“The war on poverty was the worst thing that ever happened to Appalachia,” Janofsky quotes one resident as saying. “It gave people a way to get by without having to do any work.” Local officials told him that “many parents urge their children to try to go to special education classes at school as a way to prove they are eligible for [SSI] disability benefits.” (The senior class at the local high school picked as its motto, “I came, I slept, I graduated.”)
This is not confined to Appalachia but is the trend across the system. ”Why the War on Poverty Failed” is well worth reading in its entirety. A more recent article, “The Democrats’ failed ‘War on Poverty’ is still failing” by Kimberly Morin points out:
The original intentions of ‘welfare’ were as a temporary ‘hand up’ to help those who were in desperate need due to circumstances out of their control. That is no longer the case in Boston or anywhere else in the country. Democrats have created an entire segment of society which consists of people (their voting base) who believe that they are entitled to housing, food, clothing and healthcare paid for through the taxes taken from others who actually work for a living.
Out of wedlock births are more common in this segment of the population, regardless of race, as it increases the amount of finances given to single mothers with dependent children. It has also impacted the church serving this population. Churches that had at one time been theologically and socially conservative are now a strange mix of being socially liberal and theologically conservative or moderate. The moral base is not being inculcated in the youth. Crime is up. In Chicago, for example, shootings and gang assaults are making it more dangerous to be in Chicago than Afghanistan.
The solution would be a return to personal responsibility and return charity to being done locally. Biblically there were various forms of charity. For those who were not physically able to work, the family and community cared for them but these were exception cases. For those who were able to work other provisions were made.
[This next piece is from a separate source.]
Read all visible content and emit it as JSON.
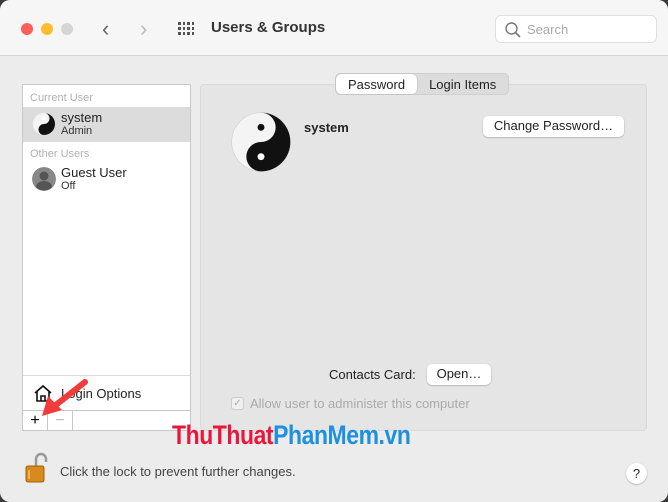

Farmers were not to glean the corners of the field when harvesting which left provision for the poor. But, the poor were expected to so and pick the food themselves. In the New Testament, the Apostle Paul was clear that if someone didn’t work, neither should they eat (2 Thessalonians 3:10). In 1 Timothy 5 the Apostle starts out this section with the injunction that it is the family’s responsibility to care for the widows (1 Timothy 5:3_5). He follows up with:
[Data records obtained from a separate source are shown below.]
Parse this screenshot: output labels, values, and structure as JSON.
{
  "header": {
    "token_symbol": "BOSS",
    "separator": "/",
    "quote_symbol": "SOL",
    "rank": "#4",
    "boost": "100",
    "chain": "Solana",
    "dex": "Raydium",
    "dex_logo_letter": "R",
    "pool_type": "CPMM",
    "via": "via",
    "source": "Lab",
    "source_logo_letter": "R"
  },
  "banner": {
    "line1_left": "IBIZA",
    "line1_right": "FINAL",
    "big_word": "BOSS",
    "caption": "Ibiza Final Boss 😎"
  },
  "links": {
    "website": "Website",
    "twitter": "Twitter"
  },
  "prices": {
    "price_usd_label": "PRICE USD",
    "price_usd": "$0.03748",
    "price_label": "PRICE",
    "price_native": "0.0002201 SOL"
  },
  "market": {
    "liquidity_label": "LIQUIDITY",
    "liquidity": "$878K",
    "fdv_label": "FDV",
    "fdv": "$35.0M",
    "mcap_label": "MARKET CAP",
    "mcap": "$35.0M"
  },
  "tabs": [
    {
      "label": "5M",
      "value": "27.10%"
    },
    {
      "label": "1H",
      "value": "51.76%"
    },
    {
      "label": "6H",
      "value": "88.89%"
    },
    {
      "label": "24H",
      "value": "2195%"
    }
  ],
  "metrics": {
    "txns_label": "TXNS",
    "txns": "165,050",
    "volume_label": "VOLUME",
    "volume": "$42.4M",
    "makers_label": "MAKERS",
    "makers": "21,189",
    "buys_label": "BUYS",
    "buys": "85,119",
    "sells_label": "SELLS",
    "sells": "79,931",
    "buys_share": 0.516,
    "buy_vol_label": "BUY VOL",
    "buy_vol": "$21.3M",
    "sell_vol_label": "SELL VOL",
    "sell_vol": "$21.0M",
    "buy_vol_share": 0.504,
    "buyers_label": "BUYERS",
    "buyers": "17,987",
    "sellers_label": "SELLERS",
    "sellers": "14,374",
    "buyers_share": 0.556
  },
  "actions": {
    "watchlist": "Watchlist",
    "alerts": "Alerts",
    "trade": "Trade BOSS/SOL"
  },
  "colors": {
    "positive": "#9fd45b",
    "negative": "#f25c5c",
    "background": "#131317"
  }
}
But if anyone does not provide for his own, and especially for those of his household, he has denied the faith and is worse than an unbeliever.
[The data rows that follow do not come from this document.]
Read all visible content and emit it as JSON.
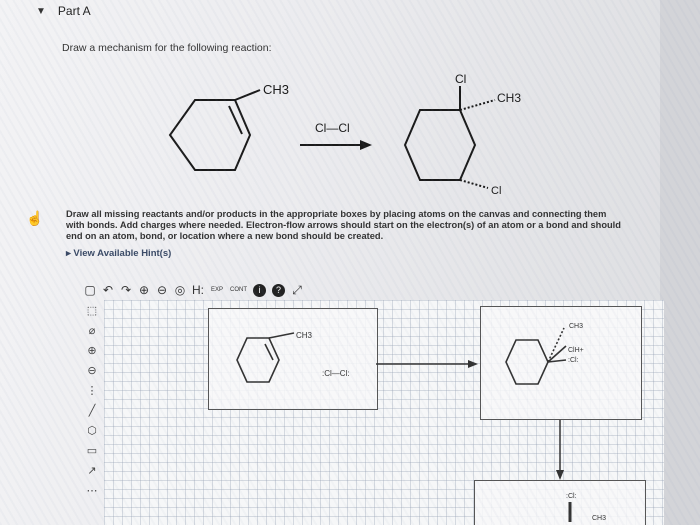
{
  "part": {
    "label": "Part A"
  },
  "question": {
    "prompt": "Draw a mechanism for the following reaction:",
    "reaction": {
      "reactant_label": "CH3",
      "reagent": "Cl—Cl",
      "product_top": "Cl",
      "product_methyl": "CH3",
      "product_bottom": "Cl"
    }
  },
  "instructions": "Draw all missing reactants and/or products in the appropriate boxes by placing atoms on the canvas and connecting them with bonds. Add charges where needed. Electron-flow arrows should start on the electron(s) of an atom or a bond and should end on an atom, bond, or location where a new bond should be created.",
  "hints_link": "View Available Hint(s)",
  "toolbar": {
    "h_label": "H:",
    "exp_label": "EXP",
    "cont_label": "CONT",
    "help_label": "?"
  },
  "canvas": {
    "box1": {
      "methyl": "CH3",
      "reagent": ":Cl—Cl:"
    },
    "box2": {
      "methyl": "CH3",
      "chloronium": "ClH+",
      "chloride": ":Cl:"
    },
    "box3": {
      "chloride": ":Cl:",
      "methyl": "CH3"
    }
  }
}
For those who do not have family, he outlines the criteria for adding a widow to the rolls for support in verses 9-16. Even then there were expectations of work they would perform for the church.
Some years ago someone did a study which concluded that if each church and synagogue adopted 4 families to care for, we would eliminate welfare in the United States. That doesn’t mean eliminating poverty. I don’ think we will do that this side of the Lord’s return. It does mean that the trillions that are currently being frittered away in the “War on poverty” could be turned back to the tax payer who could then see it used through the local institutions they trust. Those in need would be known better by those who are locally involved and concerned and this would also be a strengthening factor in the communities as involvement of individuals replaces the nameless, faceless bureaucracy.